START EXTRACTED DATA

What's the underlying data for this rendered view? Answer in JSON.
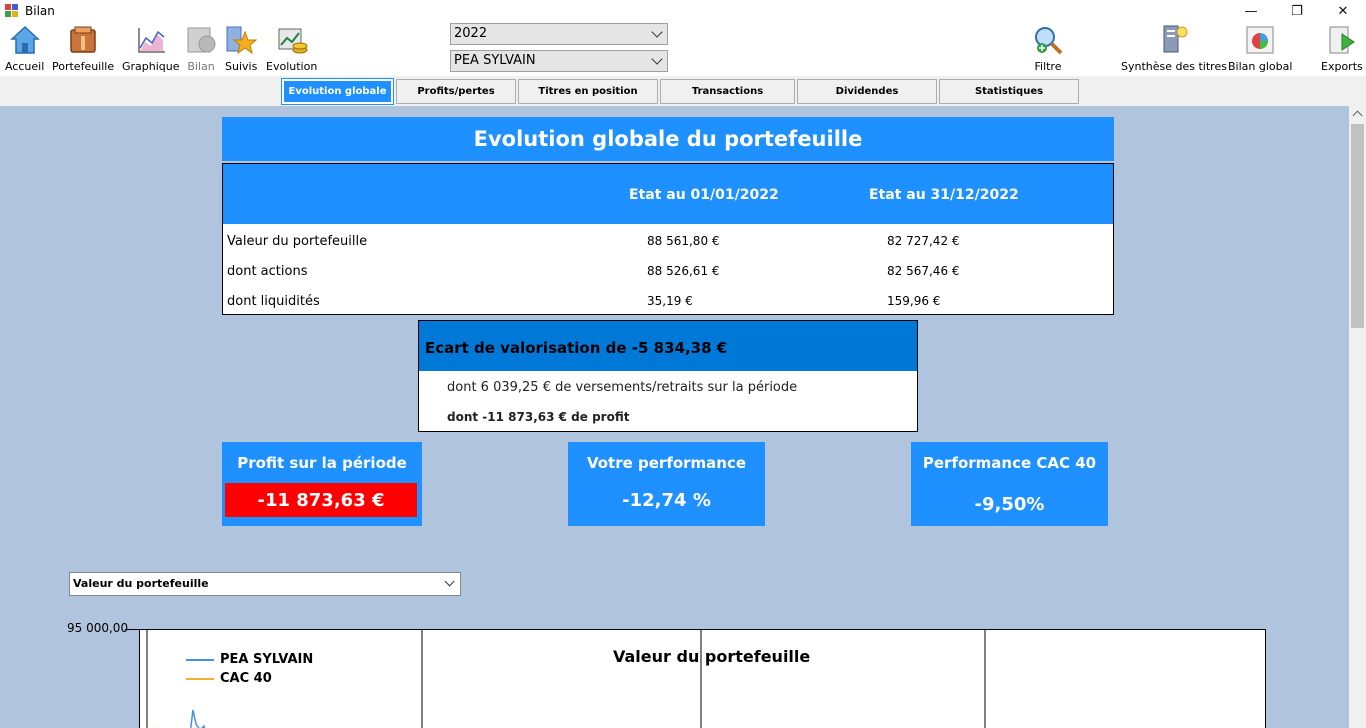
{
  "window": {
    "title": "Bilan",
    "minimize": "—",
    "restore": "❐",
    "close": "✕"
  },
  "toolbar": {
    "items": [
      {
        "label": "Accueil",
        "icon": "home-icon"
      },
      {
        "label": "Portefeuille",
        "icon": "portfolio-icon"
      },
      {
        "label": "Graphique",
        "icon": "chart-icon"
      },
      {
        "label": "Bilan",
        "icon": "balance-icon"
      },
      {
        "label": "Suivis",
        "icon": "star-icon"
      },
      {
        "label": "Evolution",
        "icon": "evolution-icon"
      },
      {
        "label": "Filtre",
        "icon": "filter-icon"
      },
      {
        "label": "Synthèse des titres",
        "icon": "summary-icon"
      },
      {
        "label": "Bilan global",
        "icon": "global-report-icon"
      },
      {
        "label": "Exports",
        "icon": "export-icon"
      }
    ],
    "year_select": "2022",
    "portfolio_select": "PEA SYLVAIN"
  },
  "tabs": [
    {
      "label": "Evolution globale",
      "active": true
    },
    {
      "label": "Profits/pertes",
      "active": false
    },
    {
      "label": "Titres en position",
      "active": false
    },
    {
      "label": "Transactions",
      "active": false
    },
    {
      "label": "Dividendes",
      "active": false
    },
    {
      "label": "Statistiques",
      "active": false
    }
  ],
  "main": {
    "banner": "Evolution globale du portefeuille",
    "etat": {
      "col1": "Etat au 01/01/2022",
      "col2": "Etat au 31/12/2022",
      "rows": [
        {
          "label": "Valeur du portefeuille",
          "v1": "88 561,80 €",
          "v2": "82 727,42 €"
        },
        {
          "label": "dont actions",
          "v1": "88 526,61 €",
          "v2": "82 567,46 €"
        },
        {
          "label": "dont liquidités",
          "v1": "35,19 €",
          "v2": "159,96 €"
        }
      ]
    },
    "ecart": {
      "title": "Ecart de valorisation de -5 834,38 €",
      "line1": "dont 6 039,25 € de versements/retraits sur la période",
      "line2": "dont -11 873,63 € de profit"
    },
    "kpis": {
      "profit_label": "Profit sur la période",
      "profit_value": "-11 873,63 €",
      "perf_label": "Votre performance",
      "perf_value": "-12,74 %",
      "cac_label": "Performance CAC 40",
      "cac_value": "-9,50%"
    },
    "chart_select": "Valeur du portefeuille",
    "chart": {
      "ylabel_top": "95 000,00",
      "title": "Valeur du portefeuille",
      "legend": [
        {
          "name": "PEA SYLVAIN",
          "color": "#4a90e2"
        },
        {
          "name": "CAC 40",
          "color": "#f0b030"
        }
      ]
    }
  },
  "colors": {
    "accent": "#1e90ff",
    "content_bg": "#b0c4de",
    "ecart_head": "#0078d7",
    "loss": "#ff0000"
  }
}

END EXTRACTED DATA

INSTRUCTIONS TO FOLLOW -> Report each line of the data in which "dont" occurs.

ANSWER FOR THE TASK ->
          "label": "dont actions",
          "label": "dont liquidités",
      "line1": "dont 6 039,25 € de versements/retraits sur la période",
      "line2": "dont -11 873,63 € de profit"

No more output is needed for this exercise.